MILAN — The men’s D&G show here Wednesday marked the beginning of a new era for the diffusion line.
The spring 2007 collection was the first entirely produced and distributed under the direction of Domenico Dolce and Stefano Gabbana.
Last year the designers ended their 12-year partnership with IT Holding for D&G and since then, Dolce & Gabbana has been preparing to take the brand in-house by building a $48 million D&G headquarters here, finding production partners and developing new key products and denim washes.
On Sunday, the new D&G building will open on Via Broggi, not far from the Metropol cinema, which the designers renovated last year and turned into a show space. The designers invested 38 million euros, or $47.9 million at current exchange rates, on the 54,000-square-foot structure for D&G’s showroom, commercial offices and press offices.
Designed by Studio +ARCH architects, the stark white building is comprised of two palazzos, one dating back to the Twenties — its original facade renovated — and the other from the Sixties. The rooftop sports a colorful restaurant for clients.
“We wanted to create a space that was immediately different from Dolce & Gabbana,” Domenico Dolce told WWD. “It’s linear but not minimalist — it’s very rich and very design.”
The structure is made of opaline glass and white marble from Namibia. Matte and shiny steel accent what Dolce dubbed the “white house,” while Ron Arad furniture, specially designed for the showroom, dresses the reception area. A standout Arad piece is a Swarovski crystal and fiber optic chandelier that can flash messages up and down its face.
“The point of the space is to really allow the clothes to be the protagonist,” Dolce added.
The showroom is the first public example of the breadth and depth of Dolce & Gabbana’s plans for D&G.
“Since it was a license we couldn’t do everything we wanted,” Gabbana said. “That’s no longer the case.”
Wasting no time, D&G will launch a men’s cruise collection for November and January deliveries. Men’s wear is an important revenue generator for D&G, comprising 43 percent of sales. Sales of the D&G line for spring and fall 2006 totaled 270 million euros, or $340 million at current exchange rates.
D&G is also focusing on denim and for spring is introducing six new styles and nine new washes. Each fit has its own name (Audacious, Power and Magic are just a few).
Finally, the pair is giving retailers a new merchandising classification of key items or, as Stefano Gabbana put it, “pieces that are the essence of D&G style,” for cruise. Women’s items include patent leather red pumps, velvet dresses and a vintage-inspired green coat in satin.

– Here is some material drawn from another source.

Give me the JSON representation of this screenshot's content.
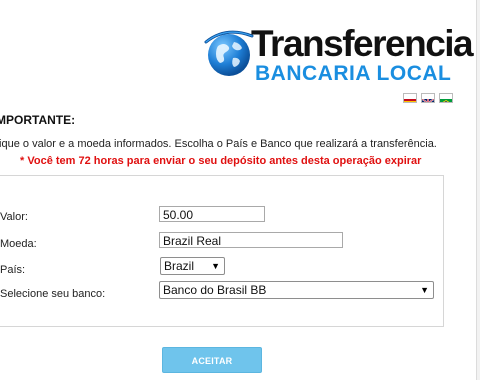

Product developments may already be in motion, but Gabbana said he and Dolce are in a period of assessing D&G and said he believed a natural cleansing of sales points would occur as well as a reevaluation of pricing.
“I have the feeling that [D&G] prices will fall,” Gabbana said. “Nothing is going to change style-wise. I am still in control of the design of [D&G] and I will still make the collection cool.”
Gabbana balked at the idea that D&G was a secondary line, but rather emphasized that it was a separate entity and a separate collection with its own spirit and style. He added that D&G would be managed by a completely different staff than Dolce & Gabbana and sold in its own showrooms worldwide. Showrooms planned for this year include Paris, London, Düsseldorf and Barcelona.
On the manufacturing front, Gabbana said the company doubled the size of its factory just outside of Milan and has earmarked an ample part of the 430,000-square-foot plant for D&G. Furthermore, he said the company hired a team to specifically scout sourcing partners outside of Italy.
“Before we took this business in our hands we concentrated on the manufacturing aspects of the brand,” said Cristiana Ruella, Dolce & Gabbana’s director of general affairs.
The majority of D&G will be produced in Eastern Europe.
Ruella talked in general terms about D&G’s strategy and its potential. Key points included anticipating trends with early, market-specific deliveries, working to find the best pricing in every category and reevaluating distribution. But Ruella alluded to major growth plans for D&G, which today counts 54 freestanding stores and shop-in-shops, 29 of which are directly owned.
“If we are able to realize all our qualitative objectives, the demand for volume will be very big,” Ruella said. “If we reach our goals, D&G will have huge volume and huge sales numbers, but before we can talk about [specific] numbers we want to live through a season.”